Censorships in gaming vary in Asia due to the diversity in politics, culture, and levels of profanity.
At the end Fallout 3, players could set off a nuclear bomb, destroying a whole city, which I am sure would destroy a whole lot more. This may sound like nothing to many people, but it is something to the people of Japan who suffered two atomic bombings during WWII. That part in the game was unquestionably removed in Japan. While a scene in Fallout 3 was taken out, a Japanese developed game was altered. The characters in Bravely Default, released on the Nintendo 3DS, were apparently dressed too provocatively for their age. As a result, when the game was released in North America, the main characters’ ages were no longer to be underage, and two other characters’ wardrobes were modified to be less revealing.
China has probably the strictest regulations when it comes to censorship in Asia.
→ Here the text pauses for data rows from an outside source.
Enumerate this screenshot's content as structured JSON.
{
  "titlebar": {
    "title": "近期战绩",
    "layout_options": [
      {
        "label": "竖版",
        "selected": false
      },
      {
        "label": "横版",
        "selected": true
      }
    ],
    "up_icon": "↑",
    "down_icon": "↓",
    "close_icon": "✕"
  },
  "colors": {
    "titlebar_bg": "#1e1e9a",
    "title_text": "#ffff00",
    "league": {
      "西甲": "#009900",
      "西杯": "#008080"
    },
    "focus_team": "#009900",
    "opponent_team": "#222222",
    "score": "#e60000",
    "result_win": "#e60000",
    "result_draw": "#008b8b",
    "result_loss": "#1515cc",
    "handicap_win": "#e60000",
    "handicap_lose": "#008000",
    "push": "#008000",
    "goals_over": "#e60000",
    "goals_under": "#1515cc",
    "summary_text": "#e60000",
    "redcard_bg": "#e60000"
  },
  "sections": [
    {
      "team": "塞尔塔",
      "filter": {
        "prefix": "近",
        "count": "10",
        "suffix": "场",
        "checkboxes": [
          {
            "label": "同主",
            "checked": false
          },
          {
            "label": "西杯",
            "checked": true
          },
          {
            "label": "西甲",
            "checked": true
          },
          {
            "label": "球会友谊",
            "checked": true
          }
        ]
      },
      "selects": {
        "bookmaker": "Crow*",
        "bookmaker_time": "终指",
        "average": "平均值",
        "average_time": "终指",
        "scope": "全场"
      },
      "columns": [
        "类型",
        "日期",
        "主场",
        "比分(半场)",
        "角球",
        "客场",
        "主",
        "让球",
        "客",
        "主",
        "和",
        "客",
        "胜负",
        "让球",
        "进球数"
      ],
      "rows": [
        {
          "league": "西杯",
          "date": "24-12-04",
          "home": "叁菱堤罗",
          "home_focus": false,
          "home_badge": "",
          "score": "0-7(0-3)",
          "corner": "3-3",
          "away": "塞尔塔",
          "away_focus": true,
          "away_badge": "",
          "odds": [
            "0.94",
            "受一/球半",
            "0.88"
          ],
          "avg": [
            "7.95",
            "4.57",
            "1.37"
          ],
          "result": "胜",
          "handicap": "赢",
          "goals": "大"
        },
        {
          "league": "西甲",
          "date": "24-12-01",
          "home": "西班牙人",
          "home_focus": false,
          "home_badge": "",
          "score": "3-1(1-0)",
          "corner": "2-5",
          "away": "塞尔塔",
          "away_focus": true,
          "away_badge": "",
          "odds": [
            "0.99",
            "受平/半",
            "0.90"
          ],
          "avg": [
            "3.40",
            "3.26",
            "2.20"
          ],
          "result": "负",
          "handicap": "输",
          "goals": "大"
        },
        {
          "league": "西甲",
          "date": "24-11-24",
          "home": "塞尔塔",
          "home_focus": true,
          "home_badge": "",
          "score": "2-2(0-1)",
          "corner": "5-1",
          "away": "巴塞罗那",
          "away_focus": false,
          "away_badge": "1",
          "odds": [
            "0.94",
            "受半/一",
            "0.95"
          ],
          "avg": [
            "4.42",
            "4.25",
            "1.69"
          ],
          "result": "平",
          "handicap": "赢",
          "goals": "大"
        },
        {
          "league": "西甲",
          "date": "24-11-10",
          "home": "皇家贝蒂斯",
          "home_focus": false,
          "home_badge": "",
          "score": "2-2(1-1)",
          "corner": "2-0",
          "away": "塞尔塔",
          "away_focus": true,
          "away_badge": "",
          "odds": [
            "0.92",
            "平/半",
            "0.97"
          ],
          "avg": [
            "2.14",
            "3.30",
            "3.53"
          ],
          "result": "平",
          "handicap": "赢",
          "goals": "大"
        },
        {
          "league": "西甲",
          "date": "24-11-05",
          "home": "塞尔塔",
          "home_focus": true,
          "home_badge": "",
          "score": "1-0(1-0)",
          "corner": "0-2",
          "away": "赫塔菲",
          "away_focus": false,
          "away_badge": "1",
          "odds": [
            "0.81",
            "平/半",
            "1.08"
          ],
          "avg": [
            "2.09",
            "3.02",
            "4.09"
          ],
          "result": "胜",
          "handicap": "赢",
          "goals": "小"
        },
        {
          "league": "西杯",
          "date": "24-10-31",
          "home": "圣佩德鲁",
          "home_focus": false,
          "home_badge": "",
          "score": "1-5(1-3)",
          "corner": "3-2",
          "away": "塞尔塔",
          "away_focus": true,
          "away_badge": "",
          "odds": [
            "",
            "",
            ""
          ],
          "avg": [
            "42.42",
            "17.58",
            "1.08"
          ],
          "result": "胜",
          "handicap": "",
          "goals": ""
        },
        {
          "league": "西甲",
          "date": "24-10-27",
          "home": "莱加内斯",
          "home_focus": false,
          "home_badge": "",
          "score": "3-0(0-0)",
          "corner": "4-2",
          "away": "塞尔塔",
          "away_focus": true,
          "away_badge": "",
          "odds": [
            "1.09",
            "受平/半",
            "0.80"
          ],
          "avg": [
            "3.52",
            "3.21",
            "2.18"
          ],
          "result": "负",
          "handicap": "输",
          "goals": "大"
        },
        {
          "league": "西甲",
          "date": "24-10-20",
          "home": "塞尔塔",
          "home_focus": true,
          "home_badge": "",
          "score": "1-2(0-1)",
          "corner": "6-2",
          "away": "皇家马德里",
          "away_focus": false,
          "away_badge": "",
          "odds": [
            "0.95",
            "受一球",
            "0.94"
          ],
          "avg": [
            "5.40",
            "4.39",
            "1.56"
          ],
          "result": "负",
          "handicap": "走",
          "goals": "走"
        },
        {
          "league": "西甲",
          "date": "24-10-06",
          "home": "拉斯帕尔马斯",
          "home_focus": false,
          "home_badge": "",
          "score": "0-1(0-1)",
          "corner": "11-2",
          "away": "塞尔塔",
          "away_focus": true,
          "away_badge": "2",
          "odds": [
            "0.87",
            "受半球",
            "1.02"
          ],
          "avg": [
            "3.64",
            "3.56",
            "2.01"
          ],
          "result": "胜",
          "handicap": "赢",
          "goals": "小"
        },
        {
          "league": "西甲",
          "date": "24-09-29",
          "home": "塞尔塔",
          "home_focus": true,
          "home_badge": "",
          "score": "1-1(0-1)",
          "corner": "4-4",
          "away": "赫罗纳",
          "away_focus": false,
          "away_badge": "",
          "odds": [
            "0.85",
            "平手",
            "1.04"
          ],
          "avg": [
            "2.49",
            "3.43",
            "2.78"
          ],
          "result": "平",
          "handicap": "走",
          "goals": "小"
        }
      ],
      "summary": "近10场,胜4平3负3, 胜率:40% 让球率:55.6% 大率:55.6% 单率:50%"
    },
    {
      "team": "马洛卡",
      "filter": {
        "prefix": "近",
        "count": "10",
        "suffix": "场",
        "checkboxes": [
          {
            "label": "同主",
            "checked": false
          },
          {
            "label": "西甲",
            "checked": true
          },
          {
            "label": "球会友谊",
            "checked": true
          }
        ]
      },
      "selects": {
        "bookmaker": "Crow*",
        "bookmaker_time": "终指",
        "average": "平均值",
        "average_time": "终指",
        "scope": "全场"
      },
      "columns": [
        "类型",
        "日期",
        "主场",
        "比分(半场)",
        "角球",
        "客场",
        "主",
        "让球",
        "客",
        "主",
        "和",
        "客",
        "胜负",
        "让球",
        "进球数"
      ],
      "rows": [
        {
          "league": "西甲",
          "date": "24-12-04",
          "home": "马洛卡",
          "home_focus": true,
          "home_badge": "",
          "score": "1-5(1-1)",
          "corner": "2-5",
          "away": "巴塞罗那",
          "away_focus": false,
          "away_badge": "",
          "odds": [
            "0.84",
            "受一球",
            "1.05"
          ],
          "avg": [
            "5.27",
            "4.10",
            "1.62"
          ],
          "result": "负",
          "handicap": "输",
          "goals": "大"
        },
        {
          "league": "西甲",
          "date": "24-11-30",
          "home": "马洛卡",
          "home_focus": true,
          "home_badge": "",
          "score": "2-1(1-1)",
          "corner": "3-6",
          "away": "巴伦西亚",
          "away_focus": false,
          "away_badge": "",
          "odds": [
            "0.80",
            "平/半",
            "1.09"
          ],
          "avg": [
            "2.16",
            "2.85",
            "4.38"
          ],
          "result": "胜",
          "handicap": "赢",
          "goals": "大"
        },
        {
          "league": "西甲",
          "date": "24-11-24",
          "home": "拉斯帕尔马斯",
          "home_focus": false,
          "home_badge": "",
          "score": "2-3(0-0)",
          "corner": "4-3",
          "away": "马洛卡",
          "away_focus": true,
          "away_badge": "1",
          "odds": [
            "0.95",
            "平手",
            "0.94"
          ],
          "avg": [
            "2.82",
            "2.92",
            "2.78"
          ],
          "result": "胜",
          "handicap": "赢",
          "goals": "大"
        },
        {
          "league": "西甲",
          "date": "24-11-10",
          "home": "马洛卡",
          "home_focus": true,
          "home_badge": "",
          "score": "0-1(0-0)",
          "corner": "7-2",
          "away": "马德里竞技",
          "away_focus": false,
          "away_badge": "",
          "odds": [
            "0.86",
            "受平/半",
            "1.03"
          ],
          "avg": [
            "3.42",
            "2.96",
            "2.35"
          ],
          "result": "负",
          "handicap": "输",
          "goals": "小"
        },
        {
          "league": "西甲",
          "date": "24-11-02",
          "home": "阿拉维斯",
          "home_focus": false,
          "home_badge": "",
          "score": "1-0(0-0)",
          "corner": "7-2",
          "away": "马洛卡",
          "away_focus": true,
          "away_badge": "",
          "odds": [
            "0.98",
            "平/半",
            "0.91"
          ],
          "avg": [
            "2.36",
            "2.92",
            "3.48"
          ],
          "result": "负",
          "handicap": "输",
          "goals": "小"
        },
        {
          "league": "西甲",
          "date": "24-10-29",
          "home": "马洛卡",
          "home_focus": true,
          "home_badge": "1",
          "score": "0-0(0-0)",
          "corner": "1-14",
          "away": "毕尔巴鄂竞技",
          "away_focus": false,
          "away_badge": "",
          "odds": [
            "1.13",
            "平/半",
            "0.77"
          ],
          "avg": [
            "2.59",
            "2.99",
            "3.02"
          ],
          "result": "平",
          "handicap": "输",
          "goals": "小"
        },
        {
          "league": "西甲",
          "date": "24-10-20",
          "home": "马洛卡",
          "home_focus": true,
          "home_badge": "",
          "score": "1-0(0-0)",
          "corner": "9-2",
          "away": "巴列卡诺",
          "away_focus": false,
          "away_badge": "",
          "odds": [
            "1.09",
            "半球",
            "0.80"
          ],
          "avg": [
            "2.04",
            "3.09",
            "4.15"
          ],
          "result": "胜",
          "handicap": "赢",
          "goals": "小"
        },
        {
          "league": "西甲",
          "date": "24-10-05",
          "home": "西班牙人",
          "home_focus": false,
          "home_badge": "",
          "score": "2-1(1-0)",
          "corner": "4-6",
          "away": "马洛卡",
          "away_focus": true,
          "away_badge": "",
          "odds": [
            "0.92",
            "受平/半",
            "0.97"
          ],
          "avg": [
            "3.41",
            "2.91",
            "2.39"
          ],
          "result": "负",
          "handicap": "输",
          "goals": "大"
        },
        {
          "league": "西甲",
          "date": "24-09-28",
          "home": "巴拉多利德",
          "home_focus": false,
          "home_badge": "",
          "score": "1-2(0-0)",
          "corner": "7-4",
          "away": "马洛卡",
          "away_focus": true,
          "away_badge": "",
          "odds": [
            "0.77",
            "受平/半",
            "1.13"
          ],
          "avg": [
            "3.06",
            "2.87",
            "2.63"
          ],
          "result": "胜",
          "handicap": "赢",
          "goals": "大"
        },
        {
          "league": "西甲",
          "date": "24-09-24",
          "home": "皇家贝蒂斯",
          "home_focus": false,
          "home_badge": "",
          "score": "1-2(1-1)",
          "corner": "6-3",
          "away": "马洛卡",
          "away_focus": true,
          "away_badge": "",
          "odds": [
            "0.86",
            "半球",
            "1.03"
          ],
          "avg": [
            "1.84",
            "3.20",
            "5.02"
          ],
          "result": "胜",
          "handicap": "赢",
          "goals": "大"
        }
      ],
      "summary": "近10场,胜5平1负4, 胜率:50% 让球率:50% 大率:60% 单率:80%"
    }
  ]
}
To add to their long list of violations of the law, one of the laws prohibits “content that other laws and regulations have already prohibited.” What is ironic is that in certain video games revealing women in bikinis are prohibited in China, claiming that the games were revealing sensitive parts of the body. In addition to this comment, China argued how most games do not take place in the winter, when people can dress more appropriately and presentable.
In April of this year, China lifted a 14 year- old ban on gaming consoles. However, with the list of law regulations, China will probably be missing out on a lot of the gaming blockbusters.
Grand Theft Auto is a franchise that holds more controversies than a gorilla can with bananas. The game is more than a triple threat, violating almost all of China’s laws, including obscenity, gambling, violence, and drug use. Popular games may not hold up the same standard in China as they do in the West. Back in 2013, when Battlefield 4 first launched, China instantly decided not to bring the game into their market. China banned the game due to reasons of it threatening the country’s national security. Though I do have to say, I was surprised at how the people in the game spoke very fluent Mandarin.
Particular features in games may seem as common in the West like smart phones do today. However, there are different levels of sensitivity when it comes to gaming in Asia. There are adjustments in characters’ costumes and video games being banned because of the culture that surrounds Asia. Japan is the biggest influence in gaming in Asia. For example, Pokemon – the cartoon and manga was so popular all around the world that video games based on them were created. The creatures in Pokemon were considered cute and very likeable. Soon, many games developed in Asia began following the path of Japanese art and included kawaii, or “cute,” critters in them.
There was a mobile game that was highly commercialized in an exhibit in Taiwan. The gameplay resembled Tower of Saviors, but the characters were all changed to be considered “cute” and inviting to young children. One game portrays the events in history of an emperor taking over kingdoms, while another has players being in control of a character who has to fight off dragons. A lot of mobile games that are being advertised all over Asia seem to adopt and expand on Japanese art but revolve around the same gameplay.
Asia is a continent that is much like North America. Both have very diverse cultures, but the former is rarely recognized as having variety. Different censorships are given to games in Asia due to each country’s individuality and reboots of seemingly similar games are a result of cultural locality.